As our Cory Doctorow reported previously, a previously unheard of hacker group calling themselves The Shadow Brokers announced this week it had stolen a trove of ready-to-use cyber weapons from The Equation Group (previously), an advanced cyberweapons dealer believed to be operating on behalf of, or within, the NSA.
The Shadow Brokers are auctioning the weaponized malware off to the highest bidder.
From Moscow on Twitter today, NSA whistleblower Edward Snowden laid out his theory for how the exploits were captured, and what relation that has to the revelations he made when he blew the whistle on illegal NSA spying in 2013.
The New York Times reports that the stolen code "does not appear to have come from Mr. Snowden's archive, which was mostly composed of PowerPoint files and other documents that described N.S.A. programs. The documents released by Mr. Snowden and his associates contained no actual source code used to break into the networks of foreign powers."
WikiLeaks says that it has a full set of the files, and will release them over time.
The Shadow Brokers story raises a big question: Was the NSA was actually hacked? And does this mean their highly secretive methods have been revealed?
From David E. Sanger's NYT story:
"I think it's Snowden-era stuff, repackaged for resale now," said James A. Lewis, a computer expert at the Center for Strategic and International Studies, a Washington think tank. "This is probably some Russian mind game, down to the bogus accent" of some of the messages sent to media organizations by the Shadow Brokers group, delivered in broken English that seemed right out of a bad spy movie.
The N.S.A. would say nothing on Tuesday about whether the coding released was real or where it came from.

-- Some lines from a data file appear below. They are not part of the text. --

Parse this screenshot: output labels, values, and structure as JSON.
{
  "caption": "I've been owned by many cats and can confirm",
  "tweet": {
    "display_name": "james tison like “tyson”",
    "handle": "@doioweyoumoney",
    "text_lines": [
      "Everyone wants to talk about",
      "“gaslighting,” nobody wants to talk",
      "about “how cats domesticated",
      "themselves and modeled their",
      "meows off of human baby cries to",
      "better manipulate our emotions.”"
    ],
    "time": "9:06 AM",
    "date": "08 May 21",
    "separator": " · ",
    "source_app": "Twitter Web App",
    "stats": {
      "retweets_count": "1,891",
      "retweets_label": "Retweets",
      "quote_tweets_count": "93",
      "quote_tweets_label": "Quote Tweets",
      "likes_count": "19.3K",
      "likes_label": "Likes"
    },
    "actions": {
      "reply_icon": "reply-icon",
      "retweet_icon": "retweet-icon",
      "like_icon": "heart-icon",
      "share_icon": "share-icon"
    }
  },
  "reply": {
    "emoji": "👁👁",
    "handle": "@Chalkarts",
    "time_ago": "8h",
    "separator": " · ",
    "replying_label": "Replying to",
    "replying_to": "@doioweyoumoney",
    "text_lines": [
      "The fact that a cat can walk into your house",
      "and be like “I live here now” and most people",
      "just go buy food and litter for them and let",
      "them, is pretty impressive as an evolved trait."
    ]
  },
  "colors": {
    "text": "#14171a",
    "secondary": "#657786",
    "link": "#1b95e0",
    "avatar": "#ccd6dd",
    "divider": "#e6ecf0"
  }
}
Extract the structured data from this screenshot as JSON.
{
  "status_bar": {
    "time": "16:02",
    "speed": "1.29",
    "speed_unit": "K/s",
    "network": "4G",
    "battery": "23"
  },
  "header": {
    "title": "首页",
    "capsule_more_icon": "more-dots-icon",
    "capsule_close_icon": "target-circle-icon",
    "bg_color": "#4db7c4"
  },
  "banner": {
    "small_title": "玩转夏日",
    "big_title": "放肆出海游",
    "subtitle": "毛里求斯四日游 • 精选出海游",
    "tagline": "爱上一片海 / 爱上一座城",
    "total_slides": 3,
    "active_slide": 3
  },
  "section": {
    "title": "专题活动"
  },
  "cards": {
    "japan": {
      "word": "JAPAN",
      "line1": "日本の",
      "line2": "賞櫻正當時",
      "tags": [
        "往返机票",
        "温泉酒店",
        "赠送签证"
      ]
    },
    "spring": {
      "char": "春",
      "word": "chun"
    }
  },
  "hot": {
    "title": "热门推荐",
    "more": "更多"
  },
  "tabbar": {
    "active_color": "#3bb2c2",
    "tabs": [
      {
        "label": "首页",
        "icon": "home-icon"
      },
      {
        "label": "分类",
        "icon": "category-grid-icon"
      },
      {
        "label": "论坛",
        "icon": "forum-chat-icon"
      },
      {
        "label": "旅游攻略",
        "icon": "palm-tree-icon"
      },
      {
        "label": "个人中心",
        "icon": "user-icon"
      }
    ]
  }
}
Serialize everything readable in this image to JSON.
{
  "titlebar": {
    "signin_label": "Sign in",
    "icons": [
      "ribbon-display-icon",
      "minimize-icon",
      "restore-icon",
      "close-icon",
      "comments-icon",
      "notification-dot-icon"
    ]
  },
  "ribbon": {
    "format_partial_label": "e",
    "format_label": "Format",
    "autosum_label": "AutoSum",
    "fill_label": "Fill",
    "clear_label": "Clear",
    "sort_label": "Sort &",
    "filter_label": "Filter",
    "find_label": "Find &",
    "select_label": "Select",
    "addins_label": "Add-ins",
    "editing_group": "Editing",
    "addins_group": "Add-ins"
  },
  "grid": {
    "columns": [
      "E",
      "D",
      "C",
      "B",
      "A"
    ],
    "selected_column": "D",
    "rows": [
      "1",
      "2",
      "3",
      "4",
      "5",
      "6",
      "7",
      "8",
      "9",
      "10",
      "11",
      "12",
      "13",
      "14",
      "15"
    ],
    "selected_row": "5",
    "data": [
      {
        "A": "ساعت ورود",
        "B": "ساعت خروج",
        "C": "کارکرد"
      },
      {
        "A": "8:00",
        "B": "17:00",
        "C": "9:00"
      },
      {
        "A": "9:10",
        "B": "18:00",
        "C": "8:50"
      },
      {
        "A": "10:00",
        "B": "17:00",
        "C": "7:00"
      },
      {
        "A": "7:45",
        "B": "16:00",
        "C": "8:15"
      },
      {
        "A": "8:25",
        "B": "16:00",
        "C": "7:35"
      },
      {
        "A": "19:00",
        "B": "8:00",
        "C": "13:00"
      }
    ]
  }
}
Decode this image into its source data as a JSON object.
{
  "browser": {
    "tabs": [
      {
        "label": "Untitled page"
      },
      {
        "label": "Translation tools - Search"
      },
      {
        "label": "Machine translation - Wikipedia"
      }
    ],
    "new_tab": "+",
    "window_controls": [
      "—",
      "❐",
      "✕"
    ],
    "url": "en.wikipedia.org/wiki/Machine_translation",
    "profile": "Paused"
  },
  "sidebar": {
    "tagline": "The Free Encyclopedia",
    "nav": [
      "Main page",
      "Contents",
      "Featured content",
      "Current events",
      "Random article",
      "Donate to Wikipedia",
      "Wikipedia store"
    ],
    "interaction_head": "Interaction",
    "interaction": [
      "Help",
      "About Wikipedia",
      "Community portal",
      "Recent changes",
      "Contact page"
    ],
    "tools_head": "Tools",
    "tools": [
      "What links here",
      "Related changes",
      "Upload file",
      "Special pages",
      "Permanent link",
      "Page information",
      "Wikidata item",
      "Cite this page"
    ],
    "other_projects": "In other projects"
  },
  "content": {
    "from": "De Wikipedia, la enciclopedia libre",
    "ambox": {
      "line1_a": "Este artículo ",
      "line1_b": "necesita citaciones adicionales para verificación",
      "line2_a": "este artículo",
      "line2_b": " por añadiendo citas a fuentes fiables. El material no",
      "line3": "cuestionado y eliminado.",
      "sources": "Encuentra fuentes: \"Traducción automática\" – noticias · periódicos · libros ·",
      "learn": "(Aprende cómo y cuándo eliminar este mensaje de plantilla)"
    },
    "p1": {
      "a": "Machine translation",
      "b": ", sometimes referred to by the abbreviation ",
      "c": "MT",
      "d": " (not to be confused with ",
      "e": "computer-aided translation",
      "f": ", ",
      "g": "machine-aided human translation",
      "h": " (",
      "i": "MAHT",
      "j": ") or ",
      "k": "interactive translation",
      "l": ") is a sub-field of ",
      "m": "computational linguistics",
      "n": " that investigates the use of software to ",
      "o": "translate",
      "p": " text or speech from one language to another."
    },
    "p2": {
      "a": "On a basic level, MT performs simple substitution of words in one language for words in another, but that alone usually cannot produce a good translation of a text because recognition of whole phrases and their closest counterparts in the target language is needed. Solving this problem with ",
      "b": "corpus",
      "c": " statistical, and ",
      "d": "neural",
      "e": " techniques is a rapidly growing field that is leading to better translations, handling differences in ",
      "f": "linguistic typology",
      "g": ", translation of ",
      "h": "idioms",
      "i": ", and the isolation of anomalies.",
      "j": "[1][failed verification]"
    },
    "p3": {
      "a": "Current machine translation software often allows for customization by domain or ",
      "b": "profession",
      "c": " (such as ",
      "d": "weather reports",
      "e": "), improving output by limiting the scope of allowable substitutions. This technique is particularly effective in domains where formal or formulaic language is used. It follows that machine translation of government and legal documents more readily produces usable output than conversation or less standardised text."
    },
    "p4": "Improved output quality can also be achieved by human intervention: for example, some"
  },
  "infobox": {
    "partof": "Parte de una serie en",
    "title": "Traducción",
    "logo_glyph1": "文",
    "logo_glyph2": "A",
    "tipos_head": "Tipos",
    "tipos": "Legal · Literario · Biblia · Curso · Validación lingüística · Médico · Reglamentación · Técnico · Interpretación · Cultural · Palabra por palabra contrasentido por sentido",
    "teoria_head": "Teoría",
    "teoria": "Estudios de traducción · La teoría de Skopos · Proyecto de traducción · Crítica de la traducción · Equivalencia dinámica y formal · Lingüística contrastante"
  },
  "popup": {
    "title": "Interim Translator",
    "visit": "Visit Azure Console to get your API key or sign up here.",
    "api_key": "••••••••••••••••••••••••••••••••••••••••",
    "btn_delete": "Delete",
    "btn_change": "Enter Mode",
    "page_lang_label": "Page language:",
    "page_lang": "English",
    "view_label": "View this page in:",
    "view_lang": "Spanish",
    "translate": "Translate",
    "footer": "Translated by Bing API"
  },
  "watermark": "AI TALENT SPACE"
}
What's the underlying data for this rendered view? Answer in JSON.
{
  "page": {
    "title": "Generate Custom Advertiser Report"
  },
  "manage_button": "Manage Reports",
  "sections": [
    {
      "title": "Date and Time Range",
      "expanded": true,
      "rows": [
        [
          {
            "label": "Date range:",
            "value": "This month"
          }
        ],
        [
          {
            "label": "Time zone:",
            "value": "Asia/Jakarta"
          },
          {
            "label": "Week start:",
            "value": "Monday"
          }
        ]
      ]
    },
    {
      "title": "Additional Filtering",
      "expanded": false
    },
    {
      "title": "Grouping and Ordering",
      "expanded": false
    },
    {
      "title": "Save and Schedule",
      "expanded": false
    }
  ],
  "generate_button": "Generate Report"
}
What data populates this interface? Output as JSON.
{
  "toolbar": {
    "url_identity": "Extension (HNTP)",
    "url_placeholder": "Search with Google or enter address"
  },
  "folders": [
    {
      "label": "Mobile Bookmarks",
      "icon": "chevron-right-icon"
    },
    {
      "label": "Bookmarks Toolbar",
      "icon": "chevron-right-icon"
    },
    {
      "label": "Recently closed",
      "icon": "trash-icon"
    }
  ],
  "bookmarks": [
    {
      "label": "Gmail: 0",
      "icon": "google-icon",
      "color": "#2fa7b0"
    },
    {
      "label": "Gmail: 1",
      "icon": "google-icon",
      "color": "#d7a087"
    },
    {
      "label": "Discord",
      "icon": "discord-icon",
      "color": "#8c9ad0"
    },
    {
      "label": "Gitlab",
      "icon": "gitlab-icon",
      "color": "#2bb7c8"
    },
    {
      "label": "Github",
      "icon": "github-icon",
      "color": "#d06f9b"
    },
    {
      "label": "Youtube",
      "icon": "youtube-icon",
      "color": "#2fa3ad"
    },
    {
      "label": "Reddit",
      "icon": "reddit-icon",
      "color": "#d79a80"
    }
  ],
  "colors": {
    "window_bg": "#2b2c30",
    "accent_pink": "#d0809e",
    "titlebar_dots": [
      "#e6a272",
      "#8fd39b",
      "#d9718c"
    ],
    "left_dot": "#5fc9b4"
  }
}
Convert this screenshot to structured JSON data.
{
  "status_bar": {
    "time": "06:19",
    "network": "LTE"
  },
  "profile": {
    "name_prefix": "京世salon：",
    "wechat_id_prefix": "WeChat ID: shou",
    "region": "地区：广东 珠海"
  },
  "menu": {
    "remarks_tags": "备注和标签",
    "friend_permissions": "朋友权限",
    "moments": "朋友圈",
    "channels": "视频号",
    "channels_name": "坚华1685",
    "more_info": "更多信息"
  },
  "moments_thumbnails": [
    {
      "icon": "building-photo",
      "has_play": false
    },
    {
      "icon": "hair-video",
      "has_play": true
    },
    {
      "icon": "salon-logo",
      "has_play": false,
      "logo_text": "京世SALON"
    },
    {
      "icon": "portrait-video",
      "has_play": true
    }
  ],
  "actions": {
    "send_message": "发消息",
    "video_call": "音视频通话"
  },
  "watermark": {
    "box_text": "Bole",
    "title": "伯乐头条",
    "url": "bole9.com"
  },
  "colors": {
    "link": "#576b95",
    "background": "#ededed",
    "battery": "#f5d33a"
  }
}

Its public affairs office did not respond to inquiries.
"It certainly feels all real," said Bruce Schneier, a leading authority on state-sponsored breaches. "The question is why would someone steal it in 2013 and release it this week? That's what is making people think this is likely the work of Russian intelligence."
There are other theories, including one that some unknown group was trying to impersonate hackers working for Russian or other intelligence agencies. Impersonation is relatively easy on the internet, and it could take considerable time to determine who is behind the release of the code.